Should Tampa Bay Lightning GM Brian Lawton be "aggressive" at trade deadline?
Tampa Bay Lightning GM Brian Lawton said last week he wants to be "aggressive" at the March 3 trade deadline. He said prospective owner Jeff Vinik, who is already writing the payroll checks, has said he is not opposed to increasing payroll if the right deal comes along.
"I explained what we were doing as a management group and it didn't rankle Jeff," Lawton said. "We're looking to be aggressive. That's the way we've been preparing for the last month and a half as we see how the team is doing."
What the team is doing is showing where it needs to upgrade. The most obvious spots are on defense, where the current three-game losing streak in which Tampa Bay has allowed 15 goals has displayed lots of holes that were covered up when the goaltending was standing on its head. There also is immediate need for someone, anyone, other than Steven Stamkos, Marty St. Louis and Steve Downie to score some goals from the forward position. That line has 24 of the team's last 32 goals, and with Vinny Lecavalier, Ryan Malone, and Alex Tanguay missing in action, the problem is exacerbated. Digest these stats: Lecavalier has zero points in five games and is minus-7 in his past three. Malone has zero goals in 11 games. Tanguay has one in 12.
Coach Rick Tocchet wouldn't mind another third- or fourth-line grinder, though the bottom two lines, while also unable to score with any regularity, are not the problem.
Here's the thing, though. Getting a scoring wing or a decent defenseman for a playoff push likely would be expensive and Tampa Bay, after years of bad drafting, does not have the organizational depth to put together a big-enough package without sacrificing some of what has brought a team that has not made the playoffs the past two years to within one point of a playoff spot.

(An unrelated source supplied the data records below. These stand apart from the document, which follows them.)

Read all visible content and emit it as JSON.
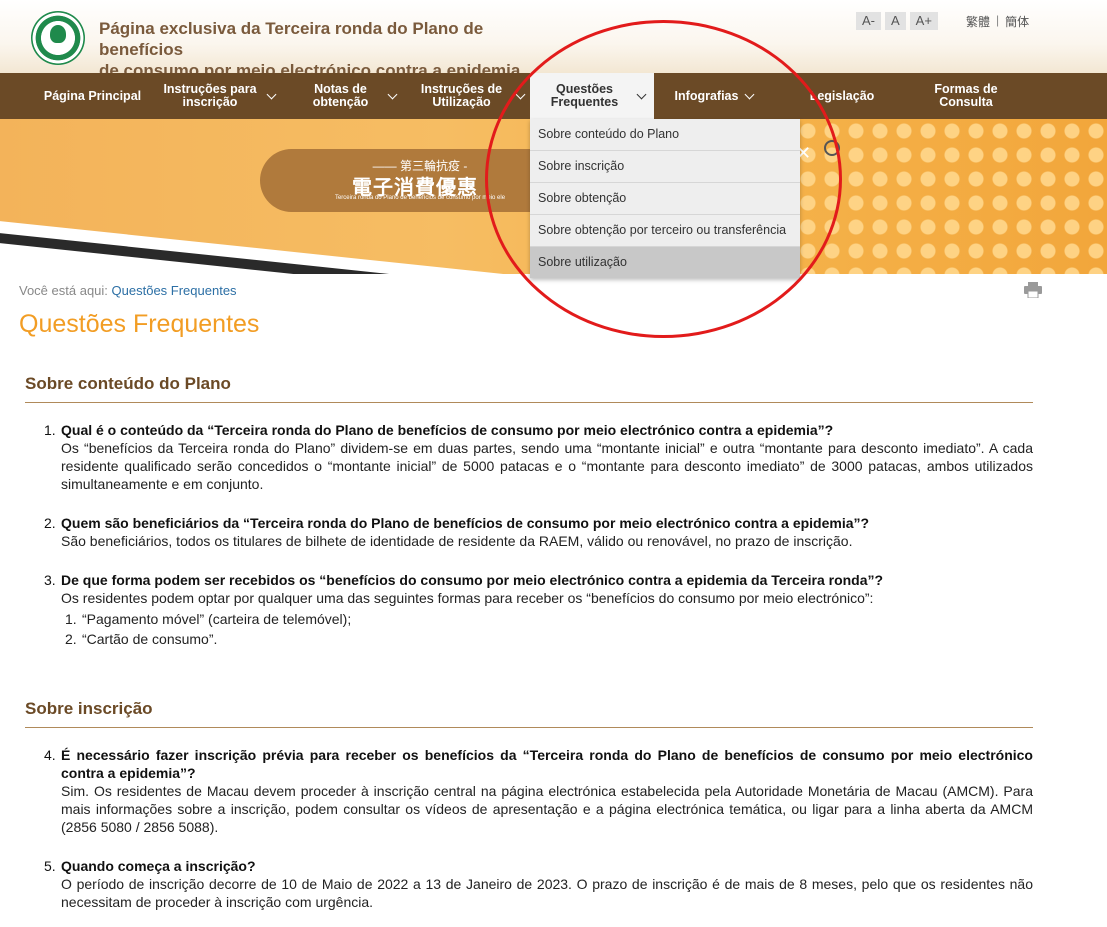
{
  "header": {
    "title_line1": "Página exclusiva da Terceira ronda do Plano de benefícios",
    "title_line2": "de consumo por meio electrónico contra a epidemia",
    "font_buttons": [
      "A-",
      "A",
      "A+"
    ],
    "lang_trad": "繁體",
    "lang_sep": "|",
    "lang_simp": "簡体"
  },
  "nav": {
    "items": [
      {
        "label": "Página Principal"
      },
      {
        "label": "Instruções para inscrição"
      },
      {
        "label": "Notas de obtenção"
      },
      {
        "label": "Instruções de Utilização"
      },
      {
        "label": "Questões Frequentes"
      },
      {
        "label": "Infografias"
      },
      {
        "label": "Legislação"
      },
      {
        "label": "Formas de Consulta"
      }
    ]
  },
  "dropdown": {
    "items": [
      "Sobre conteúdo do Plano",
      "Sobre inscrição",
      "Sobre obtenção",
      "Sobre obtenção por terceiro ou transferência",
      "Sobre utilização"
    ]
  },
  "banner": {
    "sub": "—— 第三輪抗疫 -",
    "main": "電子消費優惠",
    "tiny": "Terceira ronda do Plano de benefícios de consumo por meio ele"
  },
  "breadcrumb": {
    "prefix": "Você está aqui:",
    "current": "Questões Frequentes"
  },
  "page_title": "Questões Frequentes",
  "sections": [
    {
      "title": "Sobre conteúdo do Plano",
      "faqs": [
        {
          "num": "1.",
          "q": "Qual é o conteúdo da “Terceira ronda do Plano de benefícios de consumo por meio electrónico contra a epidemia”?",
          "a": "Os “benefícios da Terceira ronda do Plano” dividem-se em duas partes, sendo uma “montante inicial” e outra “montante para desconto imediato”. A cada residente qualificado serão concedidos o “montante inicial” de 5000 patacas e o “montante para desconto imediato” de 3000 patacas, ambos utilizados simultaneamente e em conjunto."
        },
        {
          "num": "2.",
          "q": "Quem são beneficiários da “Terceira ronda do Plano de benefícios de consumo por meio electrónico contra a epidemia”?",
          "a": "São beneficiários, todos os titulares de bilhete de identidade de residente da RAEM, válido ou renovável, no prazo de inscrição."
        },
        {
          "num": "3.",
          "q": "De que forma podem ser recebidos os “benefícios do consumo por meio electrónico contra a epidemia da Terceira ronda”?",
          "a": "Os residentes podem optar por qualquer uma das seguintes formas para receber os “benefícios do consumo por meio electrónico”:",
          "sub": [
            {
              "n": "1.",
              "t": "“Pagamento móvel” (carteira de telemóvel);"
            },
            {
              "n": "2.",
              "t": "“Cartão de consumo”."
            }
          ]
        }
      ]
    },
    {
      "title": "Sobre inscrição",
      "faqs": [
        {
          "num": "4.",
          "q": "É necessário fazer inscrição prévia para receber os benefícios da “Terceira ronda do Plano de benefícios de consumo por meio electrónico contra a epidemia”?",
          "a": "Sim. Os residentes de Macau devem proceder à inscrição central na página electrónica estabelecida pela Autoridade Monetária de Macau (AMCM). Para mais informações sobre a inscrição, podem consultar os vídeos de apresentação e a página electrónica temática, ou ligar para a linha aberta da AMCM (2856 5080 / 2856 5088)."
        },
        {
          "num": "5.",
          "q": "Quando começa a inscrição?",
          "a": "O período de inscrição decorre de 10 de Maio de 2022 a 13 de Janeiro de 2023. O prazo de inscrição é de mais de 8 meses, pelo que os residentes não necessitam de proceder à inscrição com urgência."
        }
      ]
    }
  ],
  "colors": {
    "nav_bg": "#6b4a26",
    "title_orange": "#f29d24",
    "section_brown": "#6b4a26",
    "annotation_red": "#e21b1b"
  }
}
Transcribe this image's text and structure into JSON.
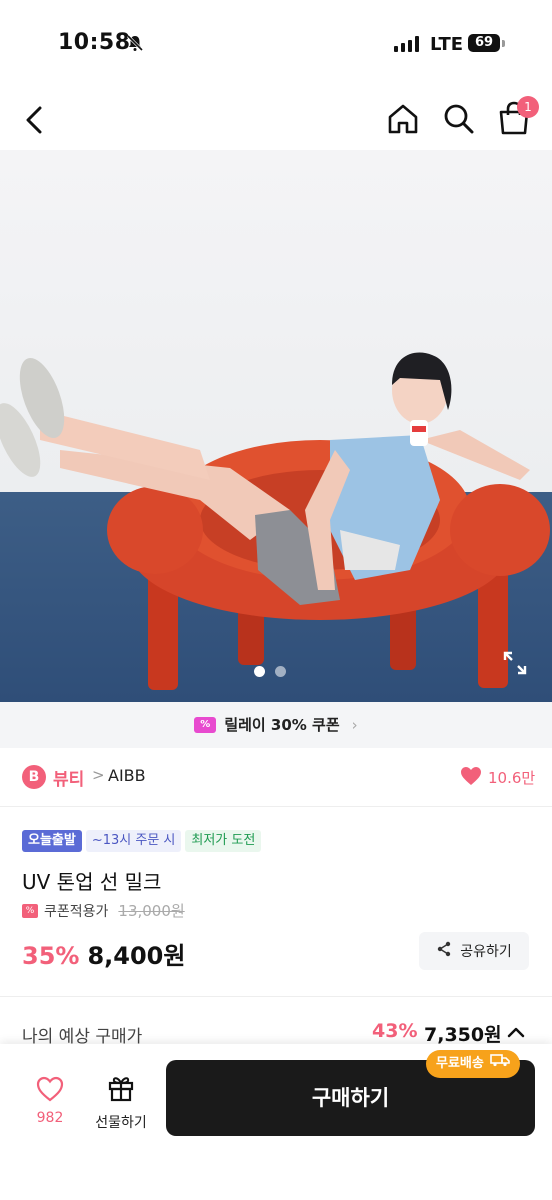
{
  "status": {
    "time": "10:58",
    "network": "LTE",
    "battery": "69"
  },
  "nav": {
    "cart_count": "1"
  },
  "hero": {
    "page_count": 2,
    "active_page": 1
  },
  "coupon_strip": {
    "label": "릴레이 30% 쿠폰",
    "tag": "%"
  },
  "brand_row": {
    "badge": "B",
    "category": "뷰티",
    "separator": ">",
    "brand": "AIBB",
    "likes": "10.6만"
  },
  "chips": [
    "오늘출발",
    "~13시 주문 시",
    "최저가 도전"
  ],
  "product": {
    "title": "UV 톤업 선 밀크",
    "coupon_label": "쿠폰적용가",
    "original_price": "13,000원",
    "discount": "35%",
    "price": "8,400원"
  },
  "share": {
    "label": "공유하기"
  },
  "expected": {
    "label": "나의 예상 구매가",
    "discount": "43%",
    "price": "7,350원"
  },
  "bottom_bar": {
    "wish_count": "982",
    "gift_label": "선물하기",
    "buy_label": "구매하기",
    "free_shipping": "무료배송"
  },
  "colors": {
    "accent": "#f2607a",
    "buy_bg": "#1a1a1a",
    "free_ship": "#f7a21b",
    "chip_blue": "#5b6bd6"
  }
}
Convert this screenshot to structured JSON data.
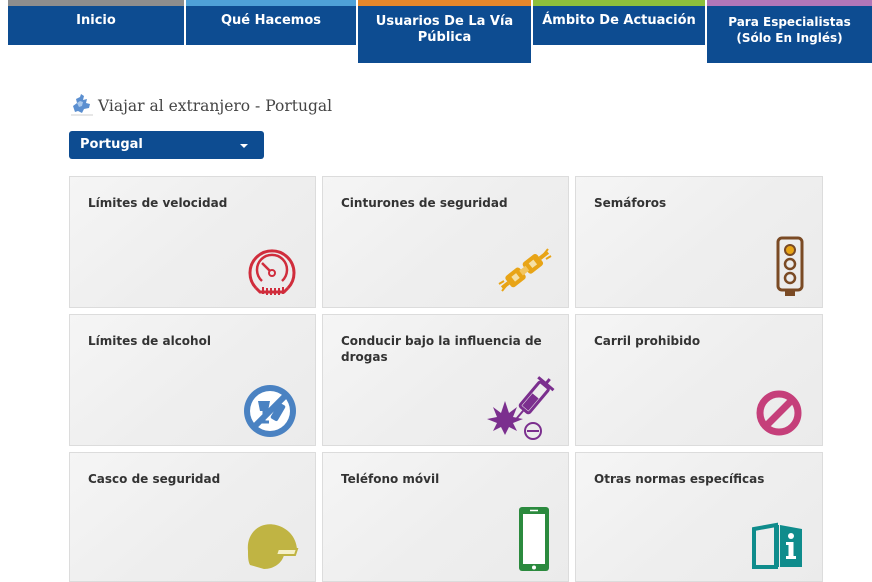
{
  "nav": {
    "tabs": [
      {
        "label": "Inicio",
        "stripe_color": "#8d8d8d"
      },
      {
        "label": "Qué Hacemos",
        "stripe_color": "#4ea1d8"
      },
      {
        "label": "Usuarios De La Vía Pública",
        "stripe_color": "#e5872b"
      },
      {
        "label": "Ámbito De Actuación",
        "stripe_color": "#8dbf3c"
      },
      {
        "label": "Para Especialistas (Sólo En Inglés)",
        "stripe_color": "#b276b8"
      }
    ]
  },
  "heading": {
    "text": "Viajar al extranjero - Portugal",
    "icon": "europe-map-icon"
  },
  "country_select": {
    "value": "Portugal"
  },
  "tiles": [
    {
      "title": "Límites de velocidad",
      "icon": "speedometer-icon",
      "color": "#d02d3c"
    },
    {
      "title": "Cinturones de seguridad",
      "icon": "seatbelt-buckle-icon",
      "color": "#e8a416"
    },
    {
      "title": "Semáforos",
      "icon": "traffic-light-icon",
      "color": "#7a4a24"
    },
    {
      "title": "Límites de alcohol",
      "icon": "no-alcohol-icon",
      "color": "#4a82c2"
    },
    {
      "title": "Conducir bajo la influencia de drogas",
      "icon": "drugs-syringe-icon",
      "color": "#7b2f8e"
    },
    {
      "title": "Carril prohibido",
      "icon": "prohibited-icon",
      "color": "#c53f7a"
    },
    {
      "title": "Casco de seguridad",
      "icon": "helmet-icon",
      "color": "#c0b443"
    },
    {
      "title": "Teléfono móvil",
      "icon": "mobile-phone-icon",
      "color": "#2b8a3e"
    },
    {
      "title": "Otras normas específicas",
      "icon": "info-book-icon",
      "color": "#0f8c8c"
    }
  ]
}
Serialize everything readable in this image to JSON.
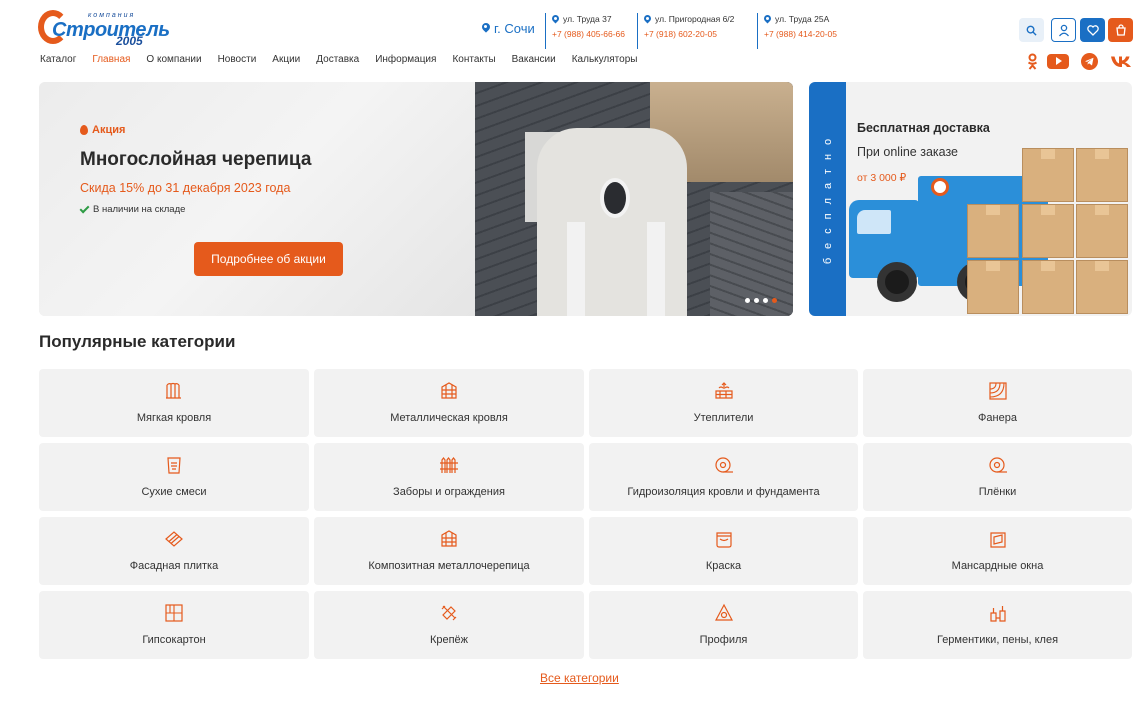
{
  "header": {
    "logo": {
      "small": "компания",
      "big": "Строитель",
      "year": "2005"
    },
    "city": "г. Сочи",
    "addresses": [
      {
        "street": "ул. Труда 37",
        "phone": "+7 (988) 405-66-66"
      },
      {
        "street": "ул. Пригородная 6/2",
        "phone": "+7 (918) 602-20-05"
      },
      {
        "street": "ул. Труда 25А",
        "phone": "+7 (988) 414-20-05"
      }
    ],
    "icons": [
      "search-icon",
      "user-icon",
      "heart-icon",
      "cart-icon"
    ]
  },
  "nav": {
    "items": [
      "Каталог",
      "Главная",
      "О компании",
      "Новости",
      "Акции",
      "Доставка",
      "Информация",
      "Контакты",
      "Вакансии",
      "Калькуляторы"
    ],
    "active": "Главная"
  },
  "social": {
    "icons": [
      "odnoklassniki-icon",
      "youtube-icon",
      "telegram-icon",
      "vk-icon"
    ]
  },
  "banner": {
    "tag": "Акция",
    "title": "Многослойная черепица",
    "subtitle": "Скида 15% до 31 декабря 2023 года",
    "stock": "В наличии на складе",
    "button": "Подробнее об акции",
    "slides_total": 4,
    "slide_active": 4
  },
  "delivery": {
    "vertical_text": "бесплатно",
    "title": "Бесплатная доставка",
    "subtitle": "При online заказе",
    "price": "от 3 000 ₽"
  },
  "categories": {
    "title": "Популярные категории",
    "items": [
      {
        "label": "Мягкая кровля",
        "icon": "soft-roof-icon"
      },
      {
        "label": "Металлическая кровля",
        "icon": "metal-roof-icon"
      },
      {
        "label": "Утеплители",
        "icon": "insulation-icon"
      },
      {
        "label": "Фанера",
        "icon": "plywood-icon"
      },
      {
        "label": "Сухие смеси",
        "icon": "dry-mix-icon"
      },
      {
        "label": "Заборы и ограждения",
        "icon": "fence-icon"
      },
      {
        "label": "Гидроизоляция кровли и фундамента",
        "icon": "waterproofing-icon"
      },
      {
        "label": "Плёнки",
        "icon": "film-roll-icon"
      },
      {
        "label": "Фасадная плитка",
        "icon": "facade-tile-icon"
      },
      {
        "label": "Композитная металлочерепица",
        "icon": "composite-tile-icon"
      },
      {
        "label": "Краска",
        "icon": "paint-icon"
      },
      {
        "label": "Мансардные окна",
        "icon": "roof-window-icon"
      },
      {
        "label": "Гипсокартон",
        "icon": "drywall-icon"
      },
      {
        "label": "Крепёж",
        "icon": "fastener-icon"
      },
      {
        "label": "Профиля",
        "icon": "profile-icon"
      },
      {
        "label": "Герментики, пены, клея",
        "icon": "sealant-icon"
      }
    ],
    "all_link": "Все категории"
  },
  "colors": {
    "accent": "#e55a1c",
    "brand": "#1a6fc4",
    "card": "#f2f2f2"
  }
}
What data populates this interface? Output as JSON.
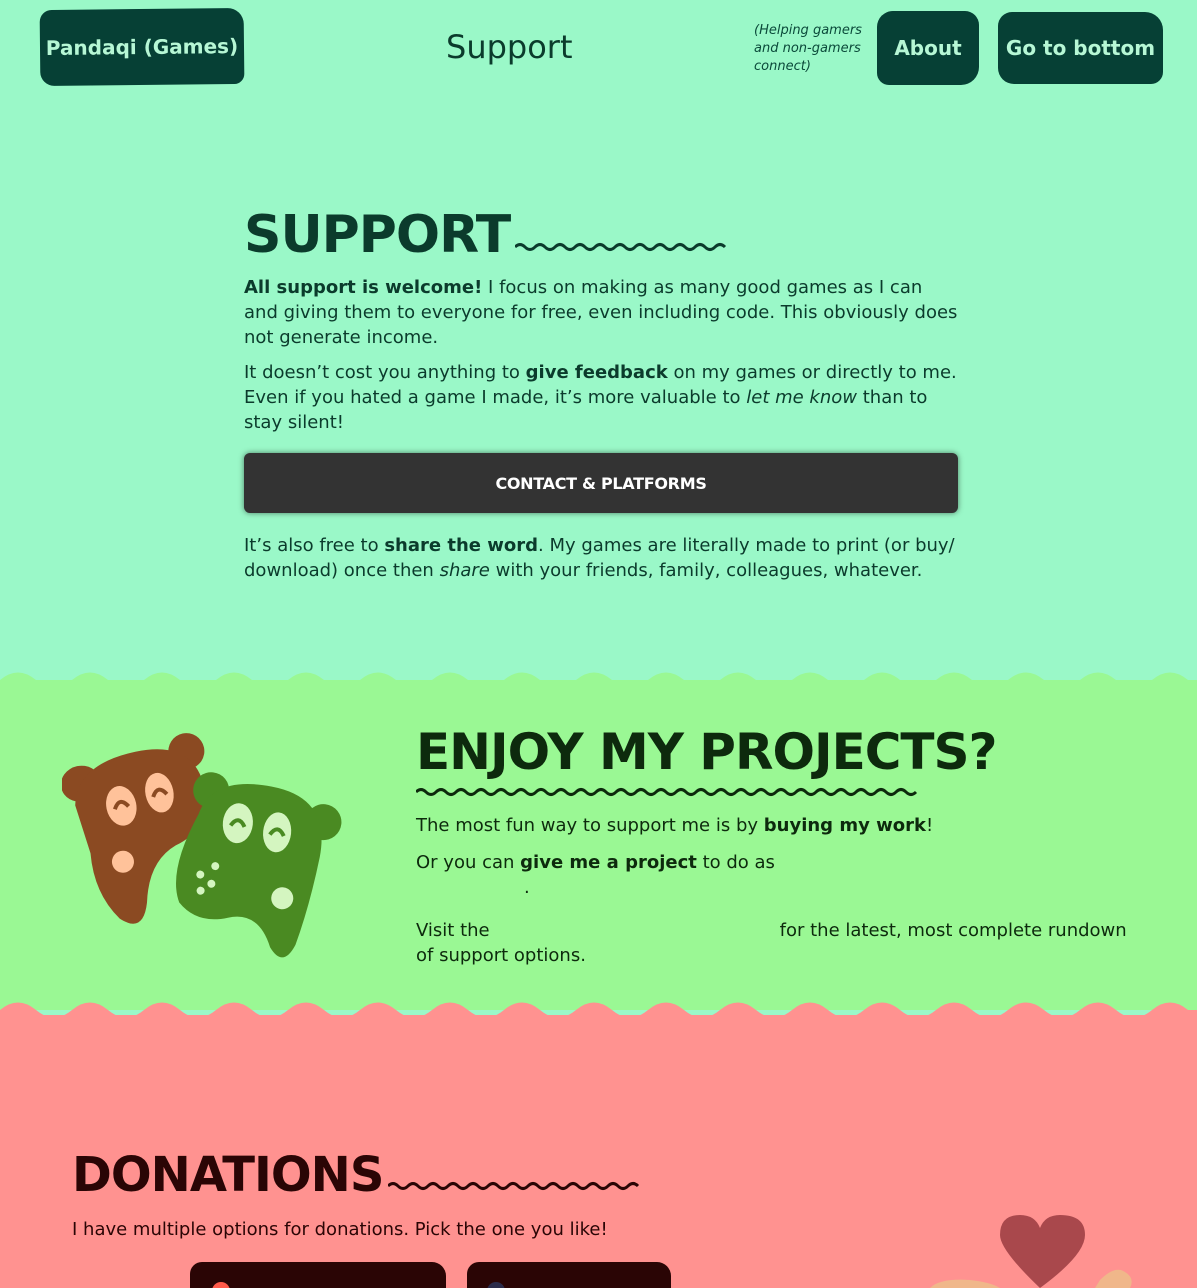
{
  "header": {
    "logo_label": "Pandaqi (Games)",
    "page_title": "Support",
    "tagline": "(Helping gamers and non-gamers connect)",
    "nav_about": "About",
    "nav_bottom": "Go to bottom"
  },
  "support": {
    "heading": "SUPPORT",
    "p1_bold": "All support is welcome!",
    "p1_rest": " I focus on making as many good games as I can and giving them to everyone for free, even including code. This obviously does not generate income.",
    "p2_a": "It doesn’t cost you anything to ",
    "p2_b": "give feedback",
    "p2_c": " on my games or directly to me. Even if you hated a game I made, it’s more valuable to ",
    "p2_d": "let me know",
    "p2_e": " than to stay silent!",
    "contact_button": "CONTACT & PLATFORMS",
    "p3_a": "It’s also free to ",
    "p3_b": "share the word",
    "p3_c": ". My games are literally made to print (or buy/ download) once then ",
    "p3_d": "share",
    "p3_e": " with your friends, family, colleagues, whatever."
  },
  "enjoy": {
    "heading": "ENJOY MY PROJECTS?",
    "p1_a": "The most fun way to support me is by ",
    "p1_b": "buying my work",
    "p1_c": "!",
    "p2_a": "Or you can ",
    "p2_b": "give me a project",
    "p2_c": " to do as",
    "p2_end": ".",
    "p3_a": "Visit the",
    "p3_b": "for the latest, most complete rundown of support options."
  },
  "donations": {
    "heading": "DONATIONS",
    "p1": "I have multiple options for donations. Pick the one you like!"
  },
  "colors": {
    "mint_bg": "#9af8c8",
    "green_bg": "#9af894",
    "red_bg": "#ff9290",
    "dark_teal": "#064035"
  }
}
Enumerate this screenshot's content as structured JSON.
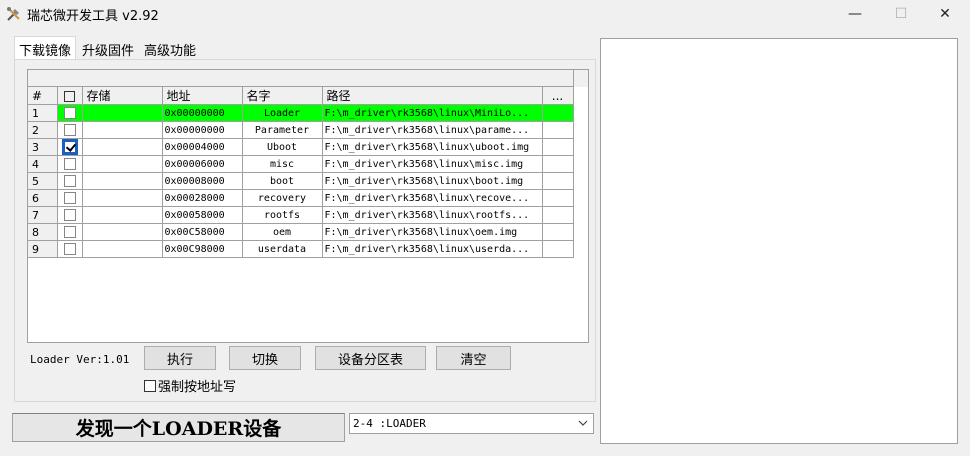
{
  "window": {
    "title": "瑞芯微开发工具 v2.92",
    "minimize_glyph": "—",
    "maximize_glyph": "☐",
    "close_glyph": "✕",
    "icon": "tools-icon"
  },
  "tabs": [
    {
      "label": "下载镜像",
      "active": true
    },
    {
      "label": "升级固件",
      "active": false
    },
    {
      "label": "高级功能",
      "active": false
    }
  ],
  "table": {
    "headers": {
      "index": "#",
      "check": "",
      "storage": "存储",
      "address": "地址",
      "name": "名字",
      "path": "路径",
      "more": "..."
    },
    "rows": [
      {
        "index": "1",
        "checked": false,
        "storage": "",
        "address": "0x00000000",
        "name": "Loader",
        "path": "F:\\m_driver\\rk3568\\linux\\MiniLo...",
        "selected": true
      },
      {
        "index": "2",
        "checked": false,
        "storage": "",
        "address": "0x00000000",
        "name": "Parameter",
        "path": "F:\\m_driver\\rk3568\\linux\\parame...",
        "selected": false
      },
      {
        "index": "3",
        "checked": true,
        "storage": "",
        "address": "0x00004000",
        "name": "Uboot",
        "path": "F:\\m_driver\\rk3568\\linux\\uboot.img",
        "selected": false
      },
      {
        "index": "4",
        "checked": false,
        "storage": "",
        "address": "0x00006000",
        "name": "misc",
        "path": "F:\\m_driver\\rk3568\\linux\\misc.img",
        "selected": false
      },
      {
        "index": "5",
        "checked": false,
        "storage": "",
        "address": "0x00008000",
        "name": "boot",
        "path": "F:\\m_driver\\rk3568\\linux\\boot.img",
        "selected": false
      },
      {
        "index": "6",
        "checked": false,
        "storage": "",
        "address": "0x00028000",
        "name": "recovery",
        "path": "F:\\m_driver\\rk3568\\linux\\recove...",
        "selected": false
      },
      {
        "index": "7",
        "checked": false,
        "storage": "",
        "address": "0x00058000",
        "name": "rootfs",
        "path": "F:\\m_driver\\rk3568\\linux\\rootfs...",
        "selected": false
      },
      {
        "index": "8",
        "checked": false,
        "storage": "",
        "address": "0x00C58000",
        "name": "oem",
        "path": "F:\\m_driver\\rk3568\\linux\\oem.img",
        "selected": false
      },
      {
        "index": "9",
        "checked": false,
        "storage": "",
        "address": "0x00C98000",
        "name": "userdata",
        "path": "F:\\m_driver\\rk3568\\linux\\userda...",
        "selected": false
      }
    ]
  },
  "loader_version": "Loader Ver:1.01",
  "buttons": {
    "execute": "执行",
    "switch": "切换",
    "partition_table": "设备分区表",
    "clear": "清空"
  },
  "force_write": {
    "label": "强制按地址写",
    "checked": false
  },
  "status_text": "发现一个LOADER设备",
  "device_select": {
    "value": "2-4 :LOADER"
  },
  "colors": {
    "selected_row": "#00ff00",
    "window_bg": "#f0f0f0"
  }
}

There are also other considerations given Vinik is not yet owner. The financial deal needs to close and he also needs NHL approval for the transfer of ownership. Both are considered formalities, but until that is done, any trades need approvals of the current owners and the NHL, which is acting kind of like a clearing house until things are finalized.
The one-game call-up of Mark Parrish for Sunday's last game before the Olympic break was part of the process, it seems. Why not see what the guy has to give when making calculations about what is in your organization?
All this means is that Lawton, if he decides to make some moves, has to be smart. Of course, we're assuming that being so close to the playoffs, Lawton, who in the final year of his contract is in audition mode for Vinik and whomever he hires as a CEO type to evaluate the franchise, will try to upgrade, even modestly, so let's stick with that mind-set as it would be difficult to believe at this point you just give up on the season.
So, if you were in charge, what would you do?
Also, with the Olympic break, my bosses are allowing me to take a break, too. May pop in here or there, but things should be quiet until teams are allowed to resume practice on Feb. 24. And remember, while teams can still talk, no trades can be announced until March 1.